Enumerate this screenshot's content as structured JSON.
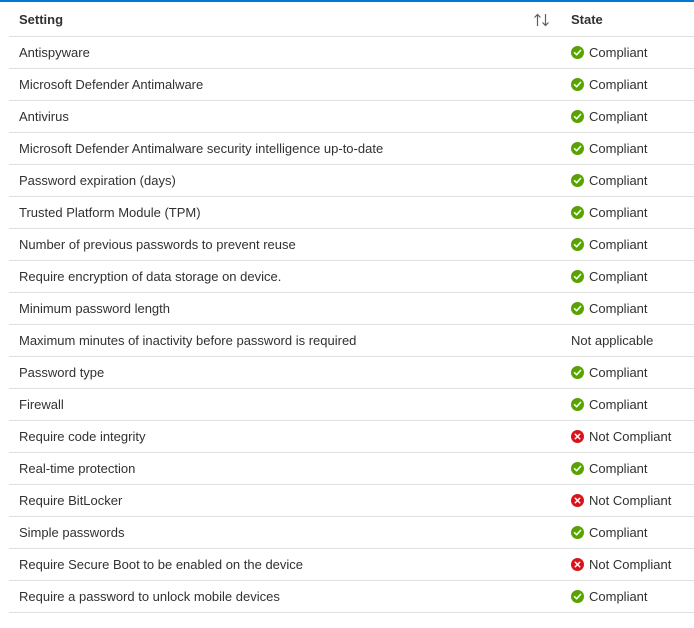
{
  "columns": {
    "setting": "Setting",
    "state": "State"
  },
  "status_colors": {
    "compliant": "#57a300",
    "not_compliant": "#d9121b"
  },
  "rows": [
    {
      "setting": "Antispyware",
      "state": "Compliant",
      "status": "compliant",
      "icon": "check-circle-icon"
    },
    {
      "setting": "Microsoft Defender Antimalware",
      "state": "Compliant",
      "status": "compliant",
      "icon": "check-circle-icon"
    },
    {
      "setting": "Antivirus",
      "state": "Compliant",
      "status": "compliant",
      "icon": "check-circle-icon"
    },
    {
      "setting": "Microsoft Defender Antimalware security intelligence up-to-date",
      "state": "Compliant",
      "status": "compliant",
      "icon": "check-circle-icon"
    },
    {
      "setting": "Password expiration (days)",
      "state": "Compliant",
      "status": "compliant",
      "icon": "check-circle-icon"
    },
    {
      "setting": "Trusted Platform Module (TPM)",
      "state": "Compliant",
      "status": "compliant",
      "icon": "check-circle-icon"
    },
    {
      "setting": "Number of previous passwords to prevent reuse",
      "state": "Compliant",
      "status": "compliant",
      "icon": "check-circle-icon"
    },
    {
      "setting": "Require encryption of data storage on device.",
      "state": "Compliant",
      "status": "compliant",
      "icon": "check-circle-icon"
    },
    {
      "setting": "Minimum password length",
      "state": "Compliant",
      "status": "compliant",
      "icon": "check-circle-icon"
    },
    {
      "setting": "Maximum minutes of inactivity before password is required",
      "state": "Not applicable",
      "status": "not-applicable",
      "icon": ""
    },
    {
      "setting": "Password type",
      "state": "Compliant",
      "status": "compliant",
      "icon": "check-circle-icon"
    },
    {
      "setting": "Firewall",
      "state": "Compliant",
      "status": "compliant",
      "icon": "check-circle-icon"
    },
    {
      "setting": "Require code integrity",
      "state": "Not Compliant",
      "status": "not-compliant",
      "icon": "error-circle-icon"
    },
    {
      "setting": "Real-time protection",
      "state": "Compliant",
      "status": "compliant",
      "icon": "check-circle-icon"
    },
    {
      "setting": "Require BitLocker",
      "state": "Not Compliant",
      "status": "not-compliant",
      "icon": "error-circle-icon"
    },
    {
      "setting": "Simple passwords",
      "state": "Compliant",
      "status": "compliant",
      "icon": "check-circle-icon"
    },
    {
      "setting": "Require Secure Boot to be enabled on the device",
      "state": "Not Compliant",
      "status": "not-compliant",
      "icon": "error-circle-icon"
    },
    {
      "setting": "Require a password to unlock mobile devices",
      "state": "Compliant",
      "status": "compliant",
      "icon": "check-circle-icon"
    }
  ]
}
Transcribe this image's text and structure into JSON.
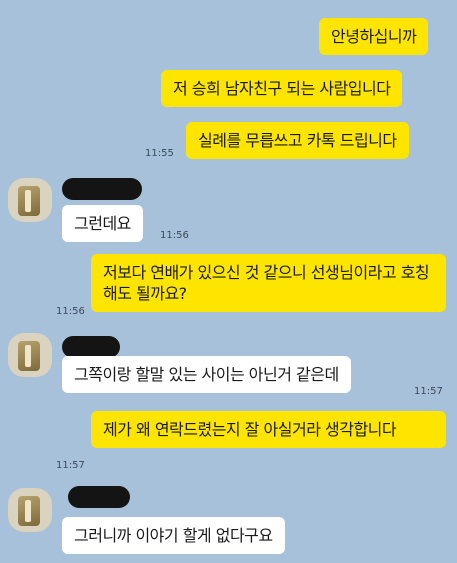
{
  "messages": [
    {
      "from": "me",
      "text": "안녕하십니까"
    },
    {
      "from": "me",
      "text": "저 승희 남자친구 되는 사람입니다"
    },
    {
      "from": "me",
      "text": "실례를 무릅쓰고 카톡 드립니다",
      "time": "11:55"
    },
    {
      "from": "other",
      "text": "그런데요",
      "time": "11:56"
    },
    {
      "from": "me",
      "text": "저보다 연배가 있으신 것 같으니 선생님이라고 호칭해도 될까요?",
      "time": "11:56"
    },
    {
      "from": "other",
      "text": "그쪽이랑 할말 있는 사이는 아닌거 같은데",
      "time": "11:57"
    },
    {
      "from": "me",
      "text": "제가 왜 연락드렸는지 잘 아실거라 생각합니다",
      "time": "11:57"
    },
    {
      "from": "other",
      "text": "그러니까 이야기 할게 없다구요"
    }
  ],
  "colors": {
    "background": "#a8c1da",
    "my_bubble": "#fee500",
    "other_bubble": "#ffffff",
    "redaction": "#141414"
  }
}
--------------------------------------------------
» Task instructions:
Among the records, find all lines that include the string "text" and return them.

» Exercise solution:
Transcribe this image's text and structure into JSON.
      "text": "안녕하십니까"
      "text": "저 승희 남자친구 되는 사람입니다"
      "text": "실례를 무릅쓰고 카톡 드립니다",
      "text": "그런데요",
      "text": "저보다 연배가 있으신 것 같으니 선생님이라고 호칭해도 될까요?",
      "text": "그쪽이랑 할말 있는 사이는 아닌거 같은데",
      "text": "제가 왜 연락드렸는지 잘 아실거라 생각합니다",
      "text": "그러니까 이야기 할게 없다구요"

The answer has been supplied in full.